Go line by line through the entries below and copy those containing the string "Community".

(Dataset records)
⟨
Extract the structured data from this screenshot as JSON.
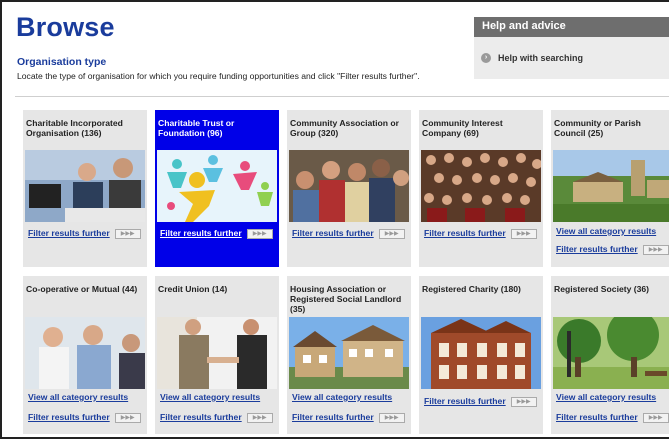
{
  "header": {
    "title": "Browse",
    "section_title": "Organisation type",
    "instruction": "Locate the type of organisation for which you require funding opportunities and click \"Filter results further\"."
  },
  "help": {
    "title": "Help and advice",
    "item": "Help with searching",
    "item_icon": "circle-arrow-icon"
  },
  "colors": {
    "brand_blue": "#1a3c9c",
    "active_card": "#0000e8",
    "card_bg": "#e6e6e6",
    "help_header": "#6e6e6e"
  },
  "arrow_pill": "▶▶▶",
  "cards": [
    {
      "title": "Charitable Incorporated Organisation (136)",
      "filter": "Filter results further",
      "image": "office-people-photo"
    },
    {
      "title": "Charitable Trust or Foundation (96)",
      "filter": "Filter results further",
      "image": "dancing-figures-illustration",
      "selected": true
    },
    {
      "title": "Community Association or Group (320)",
      "filter": "Filter results further",
      "image": "group-people-photo"
    },
    {
      "title": "Community Interest Company (69)",
      "filter": "Filter results further",
      "image": "crowd-photo"
    },
    {
      "title": "Community or Parish Council (25)",
      "view_all": "View all category results",
      "filter": "Filter results further",
      "image": "village-photo"
    },
    {
      "title": "Co-operative or Mutual (44)",
      "view_all": "View all category results",
      "filter": "Filter results further",
      "image": "team-meeting-photo"
    },
    {
      "title": "Credit Union (14)",
      "view_all": "View all category results",
      "filter": "Filter results further",
      "image": "handshake-photo"
    },
    {
      "title": "Housing Association or Registered Social Landlord (35)",
      "view_all": "View all category results",
      "filter": "Filter results further",
      "image": "houses-photo"
    },
    {
      "title": "Registered Charity (180)",
      "filter": "Filter results further",
      "image": "brick-building-photo"
    },
    {
      "title": "Registered Society (36)",
      "view_all": "View all category results",
      "filter": "Filter results further",
      "image": "park-photo"
    }
  ]
}
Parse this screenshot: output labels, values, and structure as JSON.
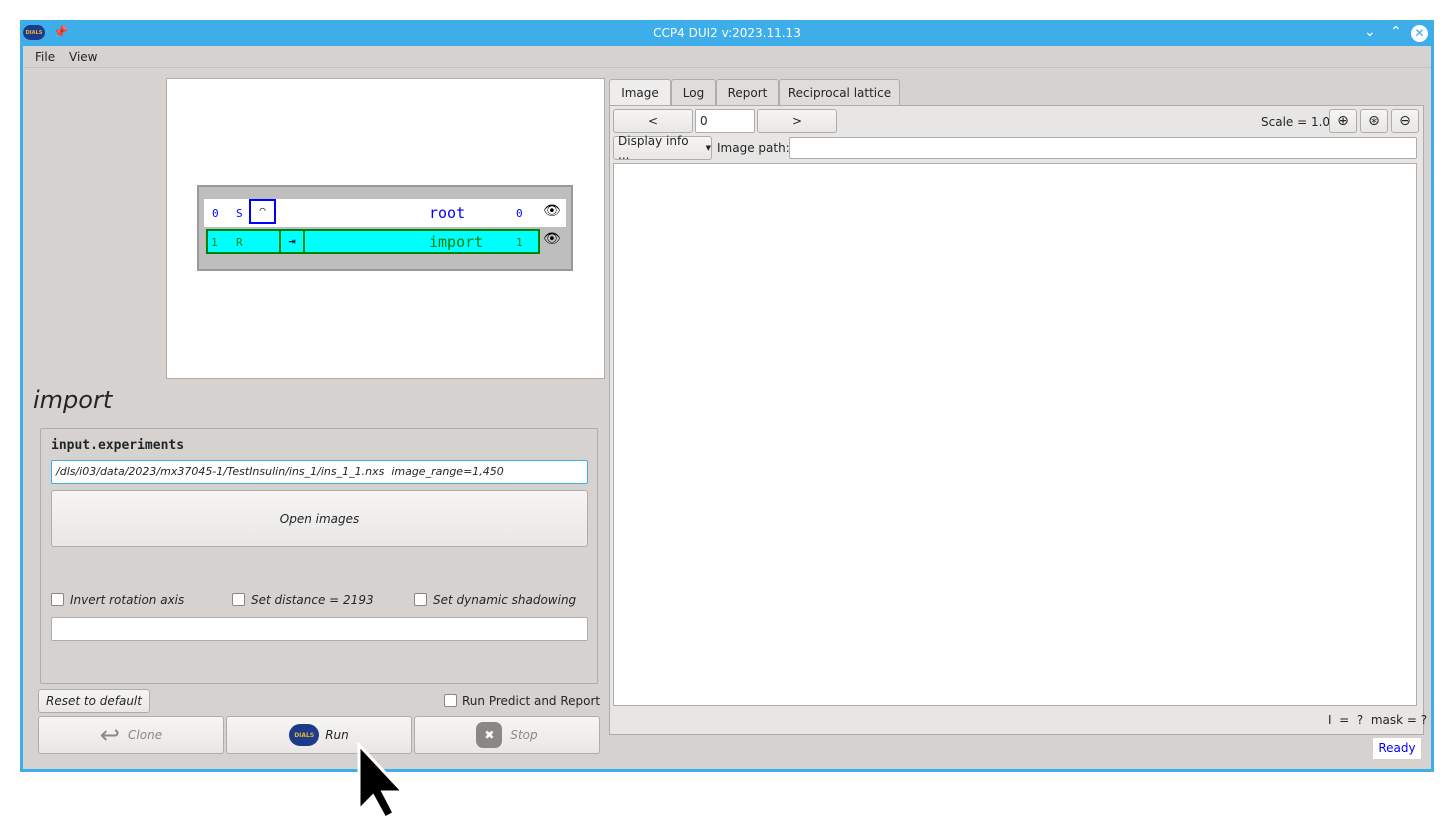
{
  "window": {
    "title": "CCP4 DUI2 v:2023.11.13",
    "logo_text": "DIALS"
  },
  "menu": [
    "File",
    "View"
  ],
  "tree": {
    "nodes": [
      {
        "num": "0",
        "status": "S",
        "name": "root",
        "children": "0"
      },
      {
        "num": "1",
        "status": "R",
        "name": "import",
        "children": "1"
      }
    ]
  },
  "step": {
    "title": "import",
    "param_label": "input.experiments",
    "path_value": "/dls/i03/data/2023/mx37045-1/TestInsulin/ins_1/ins_1_1.nxs  image_range=1,450",
    "open_images": "Open images",
    "checkboxes": [
      "Invert rotation axis",
      "Set distance = 2193",
      "Set dynamic shadowing"
    ],
    "extra_value": ""
  },
  "controls": {
    "reset": "Reset to default",
    "run_predict": "Run Predict and Report",
    "clone": "Clone",
    "run": "Run",
    "stop": "Stop"
  },
  "viewer": {
    "tabs": [
      "Image",
      "Log",
      "Report",
      "Reciprocal lattice"
    ],
    "active_tab": "Image",
    "prev": "<",
    "next": ">",
    "image_num": "0",
    "scale": "Scale = 1.00",
    "display_info": "Display info ...",
    "image_path_label": "Image path:",
    "image_path_value": "",
    "readout": "I  =  ?  mask = ?"
  },
  "status": "Ready",
  "colors": {
    "accent": "#3daee9",
    "selected_node": "#00ffff",
    "node_border": "#008000",
    "root_text": "#0000ff"
  }
}
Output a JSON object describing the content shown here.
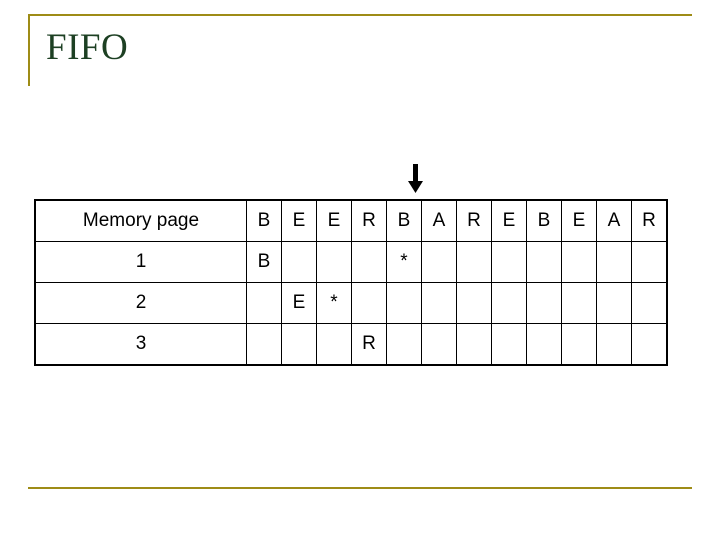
{
  "slide": {
    "title": "FIFO",
    "accent_color": "#9e8c16",
    "title_color": "#1d4023",
    "highlight_color": "#c2185b"
  },
  "arrow": {
    "name": "down-arrow",
    "points_to_column_index": 4
  },
  "table": {
    "header_label": "Memory page",
    "reference_string": [
      "B",
      "E",
      "E",
      "R",
      "B",
      "A",
      "R",
      "E",
      "B",
      "E",
      "A",
      "R"
    ],
    "rows": [
      {
        "label": "1",
        "cells": [
          "B",
          "",
          "",
          "",
          "*",
          "",
          "",
          "",
          "",
          "",
          "",
          ""
        ]
      },
      {
        "label": "2",
        "cells": [
          "",
          "E",
          "*",
          "",
          "",
          "",
          "",
          "",
          "",
          "",
          "",
          ""
        ]
      },
      {
        "label": "3",
        "cells": [
          "",
          "",
          "",
          "R",
          "",
          "",
          "",
          "",
          "",
          "",
          "",
          ""
        ]
      }
    ]
  }
}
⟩
# PROBLEM SOLUTION
      "title": "Community Association or Group (320)",
      "title": "Community Interest Company (69)",
      "title": "Community or Parish Council (25)",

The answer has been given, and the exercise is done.